Ms Duckworth’s powers of persuasion were limited, however. The year after I was in her class, she asked for permission to stage Rent. She was denied.
She made me examine my idea of what it really meant to be a good teacher. Ms Richmond was whip smart, with a dry, sarcastic sense of humour, and she didn’t suffer fools at all. When you took her Media English class, you were along for the ride, and if you couldn’t keep up, well, that was probably your fault. Her classroom management skills consisted mostly of withering glances. I adored her, because she liked me and made me feel smart. I remember once while she was setting up a video she said, “This is a really good one, but I don’t think any of you are going to like it. Except for you, David.” She told me I should pursue journalism- she wasn’t the first- but I already had my heart set on writing fiction and creative non-fiction. How many people does a teacher need to reach in order to be a good teacher? Is one in twenty an acceptable ratio? Because Ms Richmond genuinely did reach me and changed the way I interact with movies and television. I remember going to see Fahrenheit 9/11 in theatres and recognizing it immediately as propaganda. I looked around at all the other faces in the dark and realized everyone else was accepting the movie without question. Ms Richmond was the one who’d given me the questions.
He was a legend in our school; one of the only teachers to have a bona fide cult following. He taught Latin and philosophy and had been doing so for thirty years by the time I had a class with him. By that point, Mr Lawrence was in his last semester and didn’t give a shit anymore. I could almost forgive that, considering the number of lives he’d transformed. Giving up on a handful of students at the end of your career is only a minor sin. But in that last semester he did something far worse.

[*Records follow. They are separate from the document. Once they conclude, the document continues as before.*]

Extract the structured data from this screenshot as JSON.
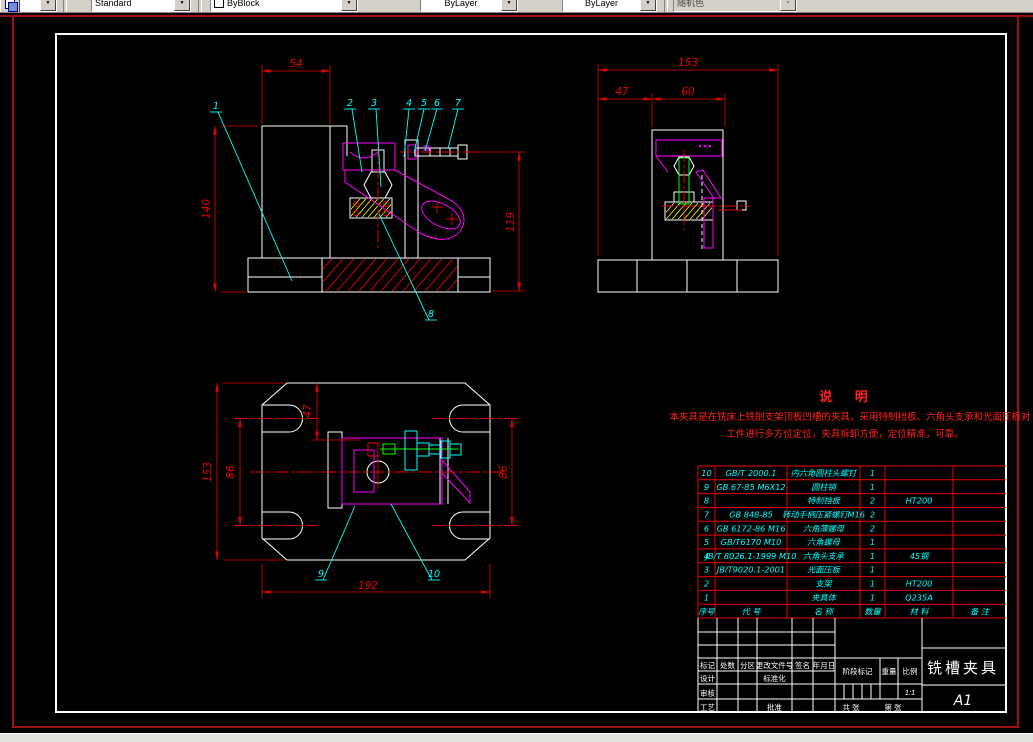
{
  "toolbar": {
    "combos": {
      "style": "Standard",
      "color": "ByBlock",
      "linetype": "ByLayer",
      "lineweight": "ByLayer",
      "plot_style": "随机色"
    }
  },
  "views": {
    "front": {
      "dim_width_top": "54",
      "dim_height_left": "140",
      "dim_height_right": "119",
      "leaders": [
        "1",
        "2",
        "3",
        "4",
        "5",
        "6",
        "7",
        "8"
      ]
    },
    "side": {
      "dim_width_top": "153",
      "dim_left": "47",
      "dim_right": "60"
    },
    "top": {
      "dim_height_outer": "153",
      "dim_height_inner": "86",
      "dim_depth": "47",
      "dim_height_right": "86",
      "dim_width_bottom": "192",
      "leaders": [
        "9",
        "10"
      ]
    }
  },
  "notes": {
    "title": "说  明",
    "lines": [
      "本夹具是在铣床上铣削支架顶板凹槽的夹具，采用特制挡板、六角头支承和光面压板对",
      "工件进行多方位定位，夹具拆卸方便，定位精准，可靠。"
    ]
  },
  "bom": {
    "headers": [
      "序号",
      "代  号",
      "名  称",
      "数量",
      "材  料",
      "备  注"
    ],
    "rows": [
      [
        "10",
        "GB/T 2000.1",
        "内六角圆柱头螺钉",
        "1",
        "",
        ""
      ],
      [
        "9",
        "GB 67-85  M6X12",
        "圆柱销",
        "1",
        "",
        ""
      ],
      [
        "8",
        "",
        "特制挡板",
        "2",
        "HT200",
        ""
      ],
      [
        "7",
        "GB 848-85",
        "转动手柄压紧螺钉M16",
        "2",
        "",
        ""
      ],
      [
        "6",
        "GB 6172-86  M16",
        "六角薄螺母",
        "2",
        "",
        ""
      ],
      [
        "5",
        "GB/T6170  M10",
        "六角螺母",
        "1",
        "",
        ""
      ],
      [
        "4",
        "JB/T 8026.1-1999 M10",
        "六角头支承",
        "1",
        "45钢",
        ""
      ],
      [
        "3",
        "JB/T9020.1-2001",
        "光面压板",
        "1",
        "",
        ""
      ],
      [
        "2",
        "",
        "支架",
        "1",
        "HT200",
        ""
      ],
      [
        "1",
        "",
        "夹具体",
        "1",
        "Q235A",
        ""
      ]
    ]
  },
  "title_block": {
    "revision_headers": [
      "标记",
      "处数",
      "分区",
      "更改文件号",
      "签名",
      "年月日"
    ],
    "roles": {
      "design": "设计",
      "standardization": "标准化",
      "review": "审核",
      "process": "工艺",
      "approve": "批准"
    },
    "stage_label": "阶段标记",
    "weight_label": "重量",
    "scale_label": "比例",
    "scale_value": "1:1",
    "sheet_total_label": "共  张",
    "sheet_no_label": "第  张",
    "drawing_title": "铣槽夹具",
    "sheet_size": "A1"
  },
  "colors": {
    "outline": "#ffffff",
    "dimension": "#e80000",
    "leader": "#00ffff",
    "clamp": "#ff00ff",
    "screw": "#00ff00",
    "hatch_block": "#ffff00",
    "toolbar_bg": "#d4d0c8"
  }
}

There was a girl in my philosophy class who had serious ADHD and no filter at all. Everything she thought, she said. I thought she was kind of funny, but everyone else seemed to think she was a pain in the ass. Every time she said anything in class she was met with a torrent of abuse. Mr. Lawrence allowed it to happen and occasionally participated. And he knew she was disabled. She had an IEP, which is a legally binding list of accommodations given to every confirmed retard. I had one, too. All our teachers got a copy, and all our teachers had to play along.
But I guess her accommodations didn’t include protection from psychological violence, which when you think about it must be at least partially her fault. If she didn’t want it, she shouldn’t have been disabled. I was deeply disturbed by the situation and felt profoundly helpless. I don’t respond well to feelings of helplessness.
So thank you, Mr. Lawrence, you pompous, lazy asshole. You triggered a chain of events that led me to disability activism and, eventually, to starting this blog.